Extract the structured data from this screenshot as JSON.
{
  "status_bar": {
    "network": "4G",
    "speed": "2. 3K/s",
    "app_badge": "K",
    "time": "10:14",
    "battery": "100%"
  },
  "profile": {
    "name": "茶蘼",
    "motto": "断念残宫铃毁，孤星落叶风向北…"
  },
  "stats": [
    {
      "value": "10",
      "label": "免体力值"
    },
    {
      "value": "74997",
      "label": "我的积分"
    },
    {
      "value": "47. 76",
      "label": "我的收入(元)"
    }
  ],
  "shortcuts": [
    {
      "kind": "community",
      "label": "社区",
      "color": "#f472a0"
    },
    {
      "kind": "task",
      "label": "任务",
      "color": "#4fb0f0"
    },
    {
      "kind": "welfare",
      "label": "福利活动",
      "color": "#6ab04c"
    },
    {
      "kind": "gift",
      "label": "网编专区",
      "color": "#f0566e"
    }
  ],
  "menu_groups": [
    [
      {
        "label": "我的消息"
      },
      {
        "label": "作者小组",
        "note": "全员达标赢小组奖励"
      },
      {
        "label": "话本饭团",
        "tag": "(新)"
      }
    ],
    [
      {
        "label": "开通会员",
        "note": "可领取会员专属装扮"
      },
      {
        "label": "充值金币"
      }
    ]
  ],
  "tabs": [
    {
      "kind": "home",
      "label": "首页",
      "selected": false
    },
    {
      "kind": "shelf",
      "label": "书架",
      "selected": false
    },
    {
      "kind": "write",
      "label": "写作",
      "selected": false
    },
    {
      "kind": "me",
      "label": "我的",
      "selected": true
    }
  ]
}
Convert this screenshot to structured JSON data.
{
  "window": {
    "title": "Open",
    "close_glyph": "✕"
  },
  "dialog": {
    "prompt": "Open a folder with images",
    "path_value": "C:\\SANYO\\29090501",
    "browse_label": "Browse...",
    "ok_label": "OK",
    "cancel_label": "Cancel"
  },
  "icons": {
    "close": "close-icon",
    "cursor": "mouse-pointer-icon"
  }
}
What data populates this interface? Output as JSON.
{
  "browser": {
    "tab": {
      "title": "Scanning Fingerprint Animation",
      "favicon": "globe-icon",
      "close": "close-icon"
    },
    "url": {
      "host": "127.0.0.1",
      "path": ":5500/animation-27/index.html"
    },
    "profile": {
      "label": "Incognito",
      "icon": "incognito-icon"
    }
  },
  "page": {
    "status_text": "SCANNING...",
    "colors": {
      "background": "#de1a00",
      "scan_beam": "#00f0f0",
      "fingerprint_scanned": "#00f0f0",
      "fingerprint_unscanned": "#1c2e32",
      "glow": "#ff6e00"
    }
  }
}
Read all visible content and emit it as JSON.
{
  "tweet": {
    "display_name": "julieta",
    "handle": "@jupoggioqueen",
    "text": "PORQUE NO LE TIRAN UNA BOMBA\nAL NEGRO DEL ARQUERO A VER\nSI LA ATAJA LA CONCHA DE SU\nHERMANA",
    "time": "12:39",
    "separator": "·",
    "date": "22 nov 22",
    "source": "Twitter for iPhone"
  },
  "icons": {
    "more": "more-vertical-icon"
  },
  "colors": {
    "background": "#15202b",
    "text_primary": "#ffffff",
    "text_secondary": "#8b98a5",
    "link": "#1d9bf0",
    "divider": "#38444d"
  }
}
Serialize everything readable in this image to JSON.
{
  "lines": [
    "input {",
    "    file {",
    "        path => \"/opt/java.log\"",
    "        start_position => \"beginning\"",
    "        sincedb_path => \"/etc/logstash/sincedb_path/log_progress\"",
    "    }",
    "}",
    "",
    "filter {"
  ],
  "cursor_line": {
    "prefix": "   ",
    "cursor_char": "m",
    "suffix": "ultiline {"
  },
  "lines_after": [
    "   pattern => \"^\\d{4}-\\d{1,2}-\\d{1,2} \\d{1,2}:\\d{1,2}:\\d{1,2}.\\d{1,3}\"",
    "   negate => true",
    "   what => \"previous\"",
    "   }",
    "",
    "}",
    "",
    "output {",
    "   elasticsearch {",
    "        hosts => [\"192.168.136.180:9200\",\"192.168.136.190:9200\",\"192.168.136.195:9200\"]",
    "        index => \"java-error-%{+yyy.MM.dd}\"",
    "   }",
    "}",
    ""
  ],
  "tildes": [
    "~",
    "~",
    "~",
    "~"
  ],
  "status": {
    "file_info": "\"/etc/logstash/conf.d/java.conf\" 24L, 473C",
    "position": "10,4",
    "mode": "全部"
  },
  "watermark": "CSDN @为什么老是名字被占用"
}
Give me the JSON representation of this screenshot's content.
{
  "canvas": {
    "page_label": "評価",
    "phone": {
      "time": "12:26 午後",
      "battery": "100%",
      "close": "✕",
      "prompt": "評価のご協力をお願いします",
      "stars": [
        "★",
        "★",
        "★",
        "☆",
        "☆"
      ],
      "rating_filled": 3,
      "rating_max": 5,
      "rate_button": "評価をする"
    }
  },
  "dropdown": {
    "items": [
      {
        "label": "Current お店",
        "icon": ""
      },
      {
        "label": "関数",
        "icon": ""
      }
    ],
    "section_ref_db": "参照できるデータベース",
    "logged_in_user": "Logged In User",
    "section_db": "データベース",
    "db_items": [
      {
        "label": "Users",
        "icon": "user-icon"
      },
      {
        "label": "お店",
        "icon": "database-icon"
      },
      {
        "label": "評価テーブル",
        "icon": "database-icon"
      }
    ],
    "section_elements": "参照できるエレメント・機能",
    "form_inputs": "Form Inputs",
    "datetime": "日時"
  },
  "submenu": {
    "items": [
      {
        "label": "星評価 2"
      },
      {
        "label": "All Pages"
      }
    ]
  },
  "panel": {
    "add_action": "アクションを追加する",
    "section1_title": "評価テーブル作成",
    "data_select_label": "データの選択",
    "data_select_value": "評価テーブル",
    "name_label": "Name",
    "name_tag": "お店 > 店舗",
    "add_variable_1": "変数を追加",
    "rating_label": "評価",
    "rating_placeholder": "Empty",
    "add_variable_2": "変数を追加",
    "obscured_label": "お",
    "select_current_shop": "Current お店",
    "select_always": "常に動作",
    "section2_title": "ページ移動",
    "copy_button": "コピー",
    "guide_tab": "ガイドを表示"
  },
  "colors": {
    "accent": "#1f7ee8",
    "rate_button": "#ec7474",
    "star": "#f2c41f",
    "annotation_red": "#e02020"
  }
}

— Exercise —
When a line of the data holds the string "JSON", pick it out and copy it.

— Response to the task —
Extract the structured data from this screenshot as JSON.
Convert this screenshot to structured JSON data.
What data populates this interface? Output as JSON.
Read all visible content and emit it as JSON.
Serialize everything readable in this image to JSON.
Give me the JSON representation of this screenshot's content.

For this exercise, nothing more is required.